Task goal = Every entry below should be reproduced exactly; no picture is to be included.
::::
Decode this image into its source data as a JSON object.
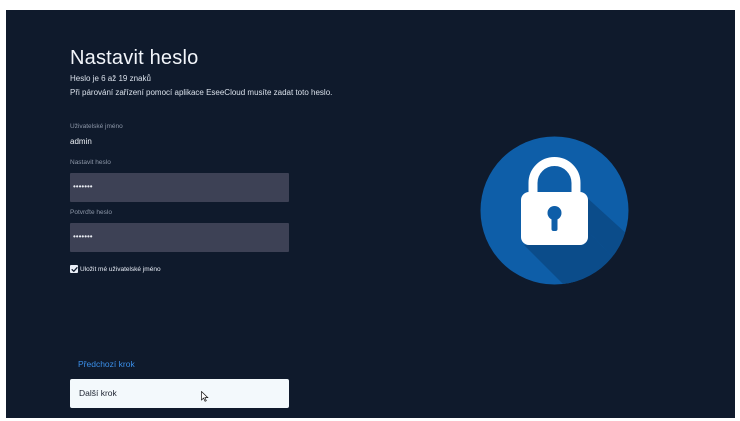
{
  "page": {
    "title": "Nastavit heslo",
    "subtitle_length": "Heslo je 6 až 19 znaků",
    "subtitle_pairing": "Při párování zařízení pomocí aplikace EseeCloud musíte zadat toto heslo."
  },
  "form": {
    "username_label": "Uživatelské jméno",
    "username_value": "admin",
    "password_label": "Nastavit heslo",
    "password_value": "•••••••",
    "confirm_label": "Potvrďte heslo",
    "confirm_value": "•••••••",
    "remember_label": "Uložit mé uživatelské jméno",
    "remember_checked": true
  },
  "actions": {
    "previous_label": "Předchozí krok",
    "next_label": "Další krok"
  },
  "illustration": {
    "icon": "lock-icon",
    "circle_color": "#0e5ea8",
    "shadow_color": "#0b4c8a",
    "lock_color": "#ffffff"
  },
  "colors": {
    "background": "#0f1a2c",
    "field": "#3d4155",
    "link": "#3a8ee8",
    "button": "#f3f9fc"
  }
}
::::
Reply =
Decode this image into its source data as a JSON object.
{
  "page": {
    "title": "Nastavit heslo",
    "subtitle_length": "Heslo je 6 až 19 znaků",
    "subtitle_pairing": "Při párování zařízení pomocí aplikace EseeCloud musíte zadat toto heslo."
  },
  "form": {
    "username_label": "Uživatelské jméno",
    "username_value": "admin",
    "password_label": "Nastavit heslo",
    "password_value": "•••••••",
    "confirm_label": "Potvrďte heslo",
    "confirm_value": "•••••••",
    "remember_label": "Uložit mé uživatelské jméno",
    "remember_checked": true
  },
  "actions": {
    "previous_label": "Předchozí krok",
    "next_label": "Další krok"
  },
  "illustration": {
    "icon": "lock-icon",
    "circle_color": "#0e5ea8",
    "shadow_color": "#0b4c8a",
    "lock_color": "#ffffff"
  },
  "colors": {
    "background": "#0f1a2c",
    "field": "#3d4155",
    "link": "#3a8ee8",
    "button": "#f3f9fc"
  }
}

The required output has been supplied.